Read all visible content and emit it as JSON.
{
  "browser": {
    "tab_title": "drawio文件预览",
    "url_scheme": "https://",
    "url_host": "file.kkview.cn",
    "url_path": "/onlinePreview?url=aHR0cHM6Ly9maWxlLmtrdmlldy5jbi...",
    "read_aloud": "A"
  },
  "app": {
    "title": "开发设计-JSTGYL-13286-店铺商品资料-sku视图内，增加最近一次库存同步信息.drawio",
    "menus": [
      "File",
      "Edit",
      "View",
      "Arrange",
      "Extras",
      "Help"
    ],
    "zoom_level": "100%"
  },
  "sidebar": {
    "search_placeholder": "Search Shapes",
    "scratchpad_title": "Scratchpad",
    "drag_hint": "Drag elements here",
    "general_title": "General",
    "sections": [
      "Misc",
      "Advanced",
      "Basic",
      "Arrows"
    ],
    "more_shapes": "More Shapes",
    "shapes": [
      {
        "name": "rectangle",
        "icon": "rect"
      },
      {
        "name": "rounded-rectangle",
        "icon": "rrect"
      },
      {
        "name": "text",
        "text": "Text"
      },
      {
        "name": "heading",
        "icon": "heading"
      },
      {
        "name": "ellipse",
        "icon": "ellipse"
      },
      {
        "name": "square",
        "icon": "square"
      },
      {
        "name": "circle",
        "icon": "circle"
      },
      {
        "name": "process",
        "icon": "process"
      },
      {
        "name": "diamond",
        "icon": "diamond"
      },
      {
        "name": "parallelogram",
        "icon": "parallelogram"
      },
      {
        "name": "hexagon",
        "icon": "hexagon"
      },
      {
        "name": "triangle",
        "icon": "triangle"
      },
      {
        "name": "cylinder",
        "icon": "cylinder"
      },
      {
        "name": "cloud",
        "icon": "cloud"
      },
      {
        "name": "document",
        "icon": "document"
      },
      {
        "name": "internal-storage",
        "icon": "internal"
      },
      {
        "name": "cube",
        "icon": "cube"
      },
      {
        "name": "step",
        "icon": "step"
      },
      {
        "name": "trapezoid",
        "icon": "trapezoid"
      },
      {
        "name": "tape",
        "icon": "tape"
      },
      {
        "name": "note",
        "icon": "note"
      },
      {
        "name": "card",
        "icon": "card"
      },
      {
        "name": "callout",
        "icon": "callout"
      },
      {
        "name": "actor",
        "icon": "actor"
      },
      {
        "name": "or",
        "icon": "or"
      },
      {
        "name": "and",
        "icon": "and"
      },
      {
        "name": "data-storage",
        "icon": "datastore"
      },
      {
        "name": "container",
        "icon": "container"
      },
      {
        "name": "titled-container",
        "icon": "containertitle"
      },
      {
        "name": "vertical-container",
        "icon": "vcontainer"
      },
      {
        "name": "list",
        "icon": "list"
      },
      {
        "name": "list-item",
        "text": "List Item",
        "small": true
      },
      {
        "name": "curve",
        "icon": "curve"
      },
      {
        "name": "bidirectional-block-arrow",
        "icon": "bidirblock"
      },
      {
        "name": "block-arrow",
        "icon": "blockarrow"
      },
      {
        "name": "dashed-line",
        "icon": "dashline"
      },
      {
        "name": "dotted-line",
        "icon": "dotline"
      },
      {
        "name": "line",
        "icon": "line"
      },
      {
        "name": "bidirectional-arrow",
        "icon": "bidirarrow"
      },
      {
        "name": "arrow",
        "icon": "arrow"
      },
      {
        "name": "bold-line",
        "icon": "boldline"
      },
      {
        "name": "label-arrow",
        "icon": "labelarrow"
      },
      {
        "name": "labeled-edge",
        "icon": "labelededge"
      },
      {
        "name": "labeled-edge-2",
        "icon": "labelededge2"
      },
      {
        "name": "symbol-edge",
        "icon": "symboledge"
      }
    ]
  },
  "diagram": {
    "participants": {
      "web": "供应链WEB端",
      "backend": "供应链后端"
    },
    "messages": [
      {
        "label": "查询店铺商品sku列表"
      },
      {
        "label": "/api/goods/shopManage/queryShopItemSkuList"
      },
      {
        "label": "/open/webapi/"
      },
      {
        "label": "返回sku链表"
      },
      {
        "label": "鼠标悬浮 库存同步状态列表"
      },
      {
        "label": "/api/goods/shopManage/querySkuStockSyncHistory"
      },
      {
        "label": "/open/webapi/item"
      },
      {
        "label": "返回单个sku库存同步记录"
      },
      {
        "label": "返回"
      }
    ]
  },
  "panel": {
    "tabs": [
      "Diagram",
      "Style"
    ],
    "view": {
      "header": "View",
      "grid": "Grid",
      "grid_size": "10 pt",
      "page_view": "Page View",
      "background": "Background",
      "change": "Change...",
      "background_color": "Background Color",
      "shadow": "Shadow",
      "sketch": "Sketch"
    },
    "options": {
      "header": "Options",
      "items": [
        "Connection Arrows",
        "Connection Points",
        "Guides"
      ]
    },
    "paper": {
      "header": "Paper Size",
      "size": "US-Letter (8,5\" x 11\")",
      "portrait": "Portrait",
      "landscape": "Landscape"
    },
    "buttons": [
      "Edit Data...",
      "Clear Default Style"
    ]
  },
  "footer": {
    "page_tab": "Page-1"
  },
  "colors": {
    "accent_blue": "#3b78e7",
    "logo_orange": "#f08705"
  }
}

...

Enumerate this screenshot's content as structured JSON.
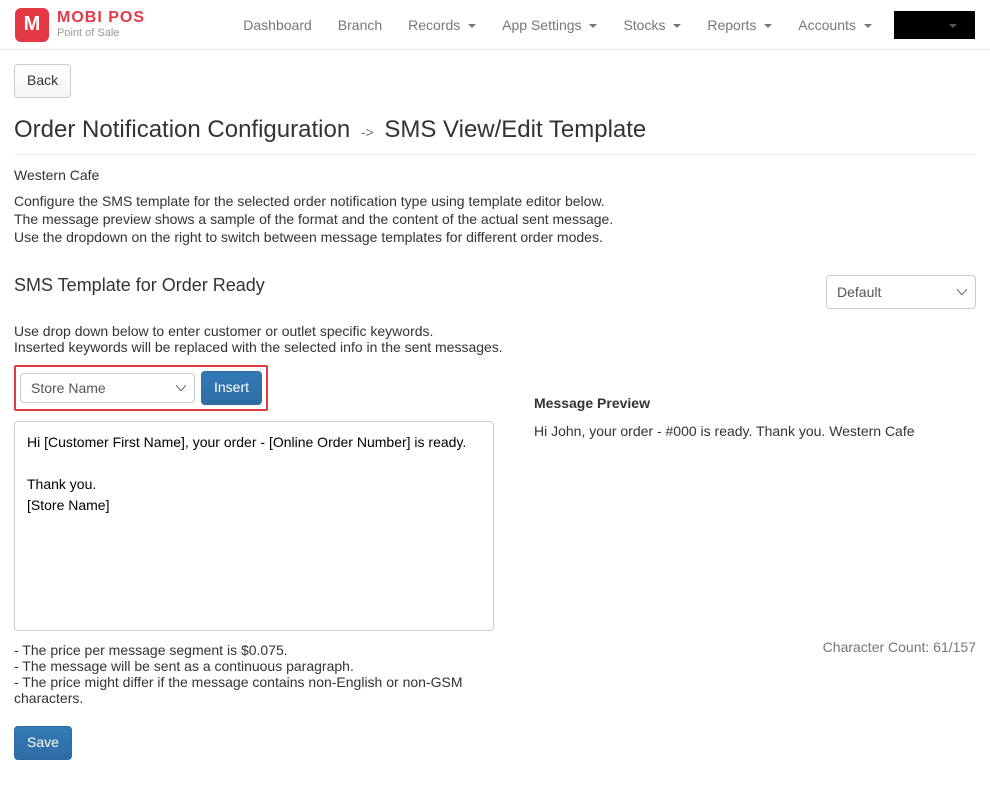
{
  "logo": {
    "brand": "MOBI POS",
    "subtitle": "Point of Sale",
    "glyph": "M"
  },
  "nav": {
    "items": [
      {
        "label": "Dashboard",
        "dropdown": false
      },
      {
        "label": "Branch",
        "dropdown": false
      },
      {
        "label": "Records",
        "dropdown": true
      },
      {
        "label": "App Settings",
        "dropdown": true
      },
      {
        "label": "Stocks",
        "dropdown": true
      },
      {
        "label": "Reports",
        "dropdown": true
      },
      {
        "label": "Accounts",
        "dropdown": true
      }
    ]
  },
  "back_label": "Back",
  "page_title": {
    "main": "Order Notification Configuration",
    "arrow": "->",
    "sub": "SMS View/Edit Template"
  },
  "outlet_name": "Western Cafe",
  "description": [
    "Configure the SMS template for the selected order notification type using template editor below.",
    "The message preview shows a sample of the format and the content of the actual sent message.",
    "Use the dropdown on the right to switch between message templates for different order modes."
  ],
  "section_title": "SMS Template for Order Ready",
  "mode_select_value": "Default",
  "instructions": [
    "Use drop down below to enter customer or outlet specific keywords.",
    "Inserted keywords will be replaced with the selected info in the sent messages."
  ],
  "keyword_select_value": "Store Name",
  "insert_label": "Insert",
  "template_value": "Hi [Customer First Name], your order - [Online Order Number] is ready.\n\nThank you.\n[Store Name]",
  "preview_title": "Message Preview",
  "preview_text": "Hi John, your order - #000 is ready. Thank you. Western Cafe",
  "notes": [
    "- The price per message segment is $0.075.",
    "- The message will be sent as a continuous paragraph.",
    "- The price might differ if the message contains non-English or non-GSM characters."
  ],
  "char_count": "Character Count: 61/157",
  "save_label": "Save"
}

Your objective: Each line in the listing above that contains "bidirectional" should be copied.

Result of the task:
        "name": "bidirectional-block-arrow",
        "name": "bidirectional-arrow",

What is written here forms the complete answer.